(1) For warning pedestrians I have a miniature cow-bell on my bike, intended for MTB riders to gently warn pedestrians. I noted that this tiny bell rather faithfully records the unevenness of the path. Needs sound recording with time stamps for synchronization with GPX tracks.
(2) Riding by night with a rather powerfull LED headlight on my bike, I realised that it produces very visible shadows on uneven asphalt and similar surfaces. Now, mount this headlight lower on the bicycle, say at 30 or 50cm from the ground, and shoot fast-sequence Mapillary images.

Both methods require human interpretation at the moment, but they cold go some way towards what you have in mind.

There are some reasonable CV models for detecting potholes. I think this could work OK for most surfaces where cratering/surface defects are an issue.

It would not work as well for deep rutting which can be a problem on the bike. I think this one is quite difficult without multiple angles though (or favourable shadowing).

Hi Trekview, this is quite interesting.

Are you researching cycle lane quality or PAVING quality?
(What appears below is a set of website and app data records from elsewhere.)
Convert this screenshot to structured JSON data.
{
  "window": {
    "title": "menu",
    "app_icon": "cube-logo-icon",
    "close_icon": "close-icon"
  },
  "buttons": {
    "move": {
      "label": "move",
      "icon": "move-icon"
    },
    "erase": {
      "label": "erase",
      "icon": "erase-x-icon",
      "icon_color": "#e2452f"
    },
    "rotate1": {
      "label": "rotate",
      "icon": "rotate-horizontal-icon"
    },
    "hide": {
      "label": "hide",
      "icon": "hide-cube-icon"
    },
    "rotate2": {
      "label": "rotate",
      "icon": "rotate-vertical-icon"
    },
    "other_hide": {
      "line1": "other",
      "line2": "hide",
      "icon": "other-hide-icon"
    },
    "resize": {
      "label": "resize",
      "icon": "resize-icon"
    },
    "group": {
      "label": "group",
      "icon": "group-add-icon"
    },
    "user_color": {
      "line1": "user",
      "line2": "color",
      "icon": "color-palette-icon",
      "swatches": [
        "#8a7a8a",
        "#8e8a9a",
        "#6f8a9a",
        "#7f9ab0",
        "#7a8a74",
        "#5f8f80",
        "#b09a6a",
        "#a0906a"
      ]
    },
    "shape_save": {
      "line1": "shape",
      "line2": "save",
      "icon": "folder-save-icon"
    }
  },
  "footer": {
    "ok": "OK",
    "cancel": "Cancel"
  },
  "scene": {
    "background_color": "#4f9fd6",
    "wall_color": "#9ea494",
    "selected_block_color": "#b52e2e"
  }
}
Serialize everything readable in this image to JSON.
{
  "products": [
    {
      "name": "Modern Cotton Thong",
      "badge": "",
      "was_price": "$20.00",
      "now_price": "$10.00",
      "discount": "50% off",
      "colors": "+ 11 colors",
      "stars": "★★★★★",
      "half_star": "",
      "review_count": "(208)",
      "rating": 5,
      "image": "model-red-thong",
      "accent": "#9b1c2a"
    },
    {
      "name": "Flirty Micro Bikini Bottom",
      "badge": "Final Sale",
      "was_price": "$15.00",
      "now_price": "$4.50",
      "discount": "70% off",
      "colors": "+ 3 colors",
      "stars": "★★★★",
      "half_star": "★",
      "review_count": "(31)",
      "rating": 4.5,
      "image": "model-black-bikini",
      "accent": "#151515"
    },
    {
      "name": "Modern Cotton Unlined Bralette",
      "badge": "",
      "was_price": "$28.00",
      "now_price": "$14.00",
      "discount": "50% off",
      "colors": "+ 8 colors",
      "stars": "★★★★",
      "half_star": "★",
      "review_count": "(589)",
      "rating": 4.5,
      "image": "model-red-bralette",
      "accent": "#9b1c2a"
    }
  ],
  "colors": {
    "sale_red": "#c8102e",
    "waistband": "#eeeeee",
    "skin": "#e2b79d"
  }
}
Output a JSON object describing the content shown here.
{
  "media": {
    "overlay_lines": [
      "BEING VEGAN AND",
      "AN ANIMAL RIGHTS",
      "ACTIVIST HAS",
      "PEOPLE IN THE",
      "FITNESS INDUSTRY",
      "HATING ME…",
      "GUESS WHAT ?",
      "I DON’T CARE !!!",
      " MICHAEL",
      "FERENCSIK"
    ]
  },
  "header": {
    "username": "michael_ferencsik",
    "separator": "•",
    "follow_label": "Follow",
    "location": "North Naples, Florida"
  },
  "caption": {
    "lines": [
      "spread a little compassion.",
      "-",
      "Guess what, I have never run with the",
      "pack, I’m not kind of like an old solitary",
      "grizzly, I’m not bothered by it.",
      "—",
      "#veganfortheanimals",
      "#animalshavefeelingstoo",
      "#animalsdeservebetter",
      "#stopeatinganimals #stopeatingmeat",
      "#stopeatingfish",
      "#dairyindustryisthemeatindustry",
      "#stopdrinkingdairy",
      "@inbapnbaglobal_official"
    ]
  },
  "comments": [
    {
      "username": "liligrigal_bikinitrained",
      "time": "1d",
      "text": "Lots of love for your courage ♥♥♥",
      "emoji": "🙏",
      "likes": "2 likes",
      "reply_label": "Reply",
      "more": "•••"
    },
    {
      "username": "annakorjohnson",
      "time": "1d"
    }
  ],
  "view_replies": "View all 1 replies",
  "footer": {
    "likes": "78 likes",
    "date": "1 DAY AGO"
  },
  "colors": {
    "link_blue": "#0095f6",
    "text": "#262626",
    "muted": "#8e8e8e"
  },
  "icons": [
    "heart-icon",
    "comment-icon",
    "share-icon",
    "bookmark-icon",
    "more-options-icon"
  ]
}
Overall cycle lane quality depends on a number of factors that may be quite difficult to assess, including tracing (turning radii, directness to desired origin/destination), width/capacity, slope, water drainage, junction design, and how possible conflicts/interactions with other users are solved (mainly with pedestrians). And paving quality, indeed.

After reading your blog post I believe you are focusing on bike lane PAVING quality - while interesting indeed, this is just one factor in the mix.

Yet this is very interesting and promising, keep up with this great work and thank you!!

It’s evolving… so my answer is maybe :slight_smile:

I’m starting out with paving quality as you rightly point out. Once I have a good enough model, then I can deliver clear metrics about paving quality which are easy to understand and take action on (most consumers of this data just want an aggregated categorisation – “show me where it’s bad so I can fix”).

The other factors, like signage, road-markings, etc. are indeed important. However I don’t have a clear way to score based on these variables. More-so in cities I’d argue. Many of the people we’re ideating this with manage rural cycling infrastructure where oftentimes there is a dedicated cycle path either completely separate, or fenced off from a road, which is why paving quality was a solo data point.

One thing I did want to try was tackling junctions as a first attempt at this. Here in London, we have defined cycle lanes, but layouts, especially at junctions are particularly messy in places. Here signs in view (and type), amount of line paint, street furniture, etc could all be counted

Ingenious! So simple, yet probably fairly accurate for many surface types. Did you think how you would you deal with wind noise in a recording?

Good point. I think right now, whilst deep ruts are important to consider, my aim is more to get a general view across a large network so it is easy for someone to take 10k+ images, and look for trends in quality by location, and quickly hone in on the “worst areas” for visual assessment.